00:51:55:12 - 00:52:13:21

I think that's how you approach things and how you look at your people as growth resources, as folks who even when you don't work together anymore. The majority of people I've worked with in my past career, I wish them nothing but the best success, even if they surpass me. It just means I did my job when we were working together.

00:52:13:23 - 00:52:35:00

Jeremy: The growth versus the cutthroat in a policy that allows you to kind of let people go after a couple of years, they're not reaching that potential is a really interesting nuanced piece that I'm sure, like you had to explain a couple of times as you kind of go through it, but it makes a lot of sense. And I think starting with the first principle of growth as opposed to just, you know, cut low performers is a very major difference to me.

00:52:35:00 - 00:52:55:11

So I love that. Knowing we're kind of getting close here. Let me ask you a couple rapid fires. I know you guys are verbose, so let's go. Let's go. Single words. Okay. Or as close as you can. Advice to a job seeker who is trying to get through this market with a lot of different people, a lot of different certifications.

00:52:55:11 - 00:53:19:16

If they were doing one thing, if you were recommending one thing, they do while trying to get this job, it's what?

Dominic: Network

George: Build friends, not just network, like learn how to network. There's a difference between like, I'm going to introduce myself or just add everyone on LinkedIn versus like, I'm going to create a substantive relationship with you as someone who I potentially want to work with.

00:53:19:18 - 00:53:44:18

And if it works out, it works out.

Jeremy: I'm giving Dominic the point for word.

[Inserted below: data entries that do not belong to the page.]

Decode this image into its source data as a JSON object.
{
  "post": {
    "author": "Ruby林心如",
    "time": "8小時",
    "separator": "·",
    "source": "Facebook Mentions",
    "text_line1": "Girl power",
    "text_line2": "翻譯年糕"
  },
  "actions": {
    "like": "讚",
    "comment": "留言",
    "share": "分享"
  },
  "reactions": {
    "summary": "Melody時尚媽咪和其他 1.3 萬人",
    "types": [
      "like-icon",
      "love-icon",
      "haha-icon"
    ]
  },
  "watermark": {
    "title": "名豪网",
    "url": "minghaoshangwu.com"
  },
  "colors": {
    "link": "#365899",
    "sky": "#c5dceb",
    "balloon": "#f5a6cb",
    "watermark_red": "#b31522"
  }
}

But it was a good answer, if you're talking to employers who are struggling to find talent and ignoring the junior side of things, what's one thing they can do better to improve that ability to bring in a junior level person?

George: Invest.

Jeremy: Inves? Yeah. Nice.

00:53:44:20 - 00:54:07:20

Kept it to one. I want to know what I want to invest in. What? But I won't ask. Go ahead.

Dominic: Two words: think differently. Or hire differently.

Jeremy: Okay. I like that. And to both of you believe that Canada in the next three or four years, do you see any world where Canada's going to need less cyber talent than it does now?

00:54:07:22 - 00:54:29:13

Is this a career that has a cap coming at any point on all these roles and jobs?

George & Dominic: No.

Jeremy: Okay. I think that's an important point for people just listening and watching. And because I do think that the market is a very difficult one to penetrate and get into. And sometimes it's not linear you know, we see it all the time at Lighthouse, it's not linear.

00:54:29:13 - 00:54:47:10

You apply for 20 jobs, you get zero answers, you apply for 30, you get one, you apply for the next ten, you get five. But it's kind of like this. But the key is, is that long term goal back to goals, right? This feels like a field that you might take some time getting into. Once you get into though, there's a lot of room to grow and a lot of room to do here.

00:54:47:12 - 00:55:05:02

I'm going to thank you both so much for everything you just contributed here. I know everybody listening and watching, guaranteed, they took some immense things away, if anything, for sure that Dominic loves his mother in law. I really appreciate you sharing all your time and thoughts with us. Dominic: This was fantastic.

Jeremy: Thanks, guys. Appreciate it.

00:55:05:06 - 00:55:05:19

George & Dominic: Thank you.

Funded by Upskill Canada [powered by Palette Skills] and the Government of Canada.